Though Nelly Korda’s 62 stole the show on the second day of the Olympic Women’s Golf event, the team of two from Denmark conquered Kasumigaseki Country Club in their own way, soaring up the leaderboard. Nanna Koerstz Madsen, in her second Olympic Games, and Emily Pedersen, making her debut, burned up the course amid blazing temperatures as both vie for their first Olympic medals.
Koerstz Madsen got off to a hot start on her front nine, recording birdies on Nos. 3, 5, 6 and 7 and finishing off her run of solid play with an eagle on No. 8. A bogey before the turn set her back one, but she was able to post two more birdies on the closing nine to finish with a second-round 64. After three birdies, an eagle and two bogeys in her first 10 holes, Pedersen was able to bring it home with five birdies in the final eight holes. Together, the Danes jumped up into a tie for second with India’s Aditi Ashok at -9 overall.

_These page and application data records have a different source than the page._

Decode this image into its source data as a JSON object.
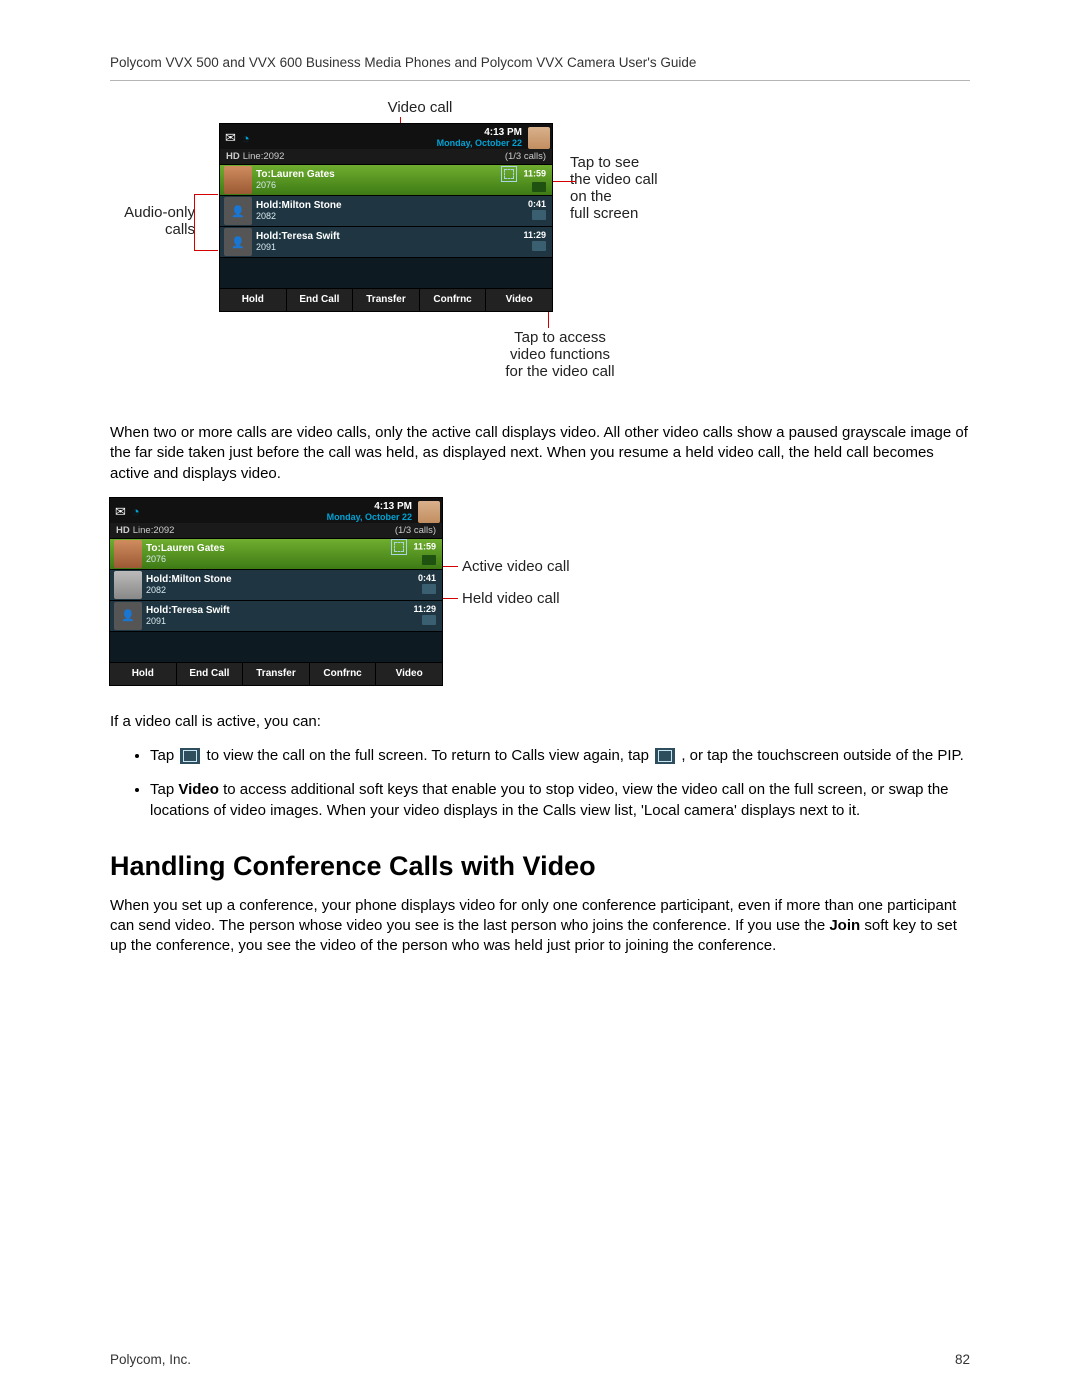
{
  "header": "Polycom VVX 500 and VVX 600 Business Media Phones and Polycom VVX Camera User's Guide",
  "fig1": {
    "label_videocall": "Video call",
    "label_audio_only": "Audio-only\ncalls",
    "label_tap_fullscreen": "Tap to see\nthe video call\non the\nfull screen",
    "label_tap_access": "Tap to access\nvideo functions\nfor the video call"
  },
  "phone": {
    "time": "4:13 PM",
    "date": "Monday, October 22",
    "line_label": "Line:2092",
    "hd_label": "HD",
    "call_count": "(1/3 calls)",
    "calls": [
      {
        "prefix": "To:",
        "name": "Lauren Gates",
        "ext": "2076",
        "time": "11:59",
        "active": true
      },
      {
        "prefix": "Hold:",
        "name": "Milton Stone",
        "ext": "2082",
        "time": "0:41",
        "active": false
      },
      {
        "prefix": "Hold:",
        "name": "Teresa Swift",
        "ext": "2091",
        "time": "11:29",
        "active": false
      }
    ],
    "softkeys": [
      "Hold",
      "End Call",
      "Transfer",
      "Confrnc",
      "Video"
    ]
  },
  "para1": "When two or more calls are video calls, only the active call displays video. All other video calls show a paused grayscale image of the far side taken just before the call was held, as displayed next. When you resume a held video call, the held call becomes active and displays video.",
  "fig2": {
    "label_active": "Active video call",
    "label_held": "Held video call"
  },
  "para2_intro": "If a video call is active, you can:",
  "bullet1a": "Tap ",
  "bullet1b": " to view the call on the full screen. To return to Calls view again, tap ",
  "bullet1c": ", or tap the touchscreen outside of the PIP.",
  "bullet2a": "Tap ",
  "bullet2_bold": "Video",
  "bullet2b": " to access additional soft keys that enable you to stop video, view the video call on the full screen, or swap the locations of video images. When your video displays in the Calls view list, 'Local camera' displays next to it.",
  "section_heading": "Handling Conference Calls with Video",
  "para3a": "When you set up a conference, your phone displays video for only one conference participant, even if more than one participant can send video. The person whose video you see is the last person who joins the conference. If you use the ",
  "para3_bold": "Join",
  "para3b": " soft key to set up the conference, you see the video of the person who was held just prior to joining the conference.",
  "footer_company": "Polycom, Inc.",
  "footer_page": "82"
}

They’re only one of two teams with all members in the top 10, joining Australia with Hannah Green (8th) and Minjee Lee (T9). “I knew I had the game. I knew my putting was good if I just trusted it. So, it just all depends that it all adds up at once and it kind of did today,” said Koerstz Madsen, who finished T13 back at the 2016 Rio Olympics.
Though the two may not be the closest of friends, Koerstz Madsen and Pedersen were almost side-by-side coming up through the world of junior golf in Denmark to now representing their nation on one of the world’s biggest stages.
“We played junior golf together so we're from the same golf club, actually. Our parents live 500 meters from each other. So, we have grown up together and kind of followed each other all the way,” said Pedersen. “I think we have always pushed each other. Obviously, when you grow up, we started, I was 10 and Nanna was 12 when I started and we kind of always have been pushing each other, competing and I think that's one of the reasons we're both so good and it's been a good environment to grow up in, having someone to push you a lot.”
With tropical storms looming, the International Golf Federation has warned of a potential reduction to 54 holes, but all parties are keen on completing as a 72-hole competition. Koerstz Madsen said she wants to finish it out as a four-round event but knows Mother Nature is never to be messed with playing an outdoor sport.
Pedersen agreed. “If there's one thing I've learned, or I feel like with golf is that you can’t force it. But I just tried to do my best on every shot,” she said. “Obviously I knew that if you have three rounds to catch up four shots and two rounds to catch up four shots you want to kind of make a move. But I feel like you mentally have to be in a place where you give yourself a chance to do that and I feel like I was today.”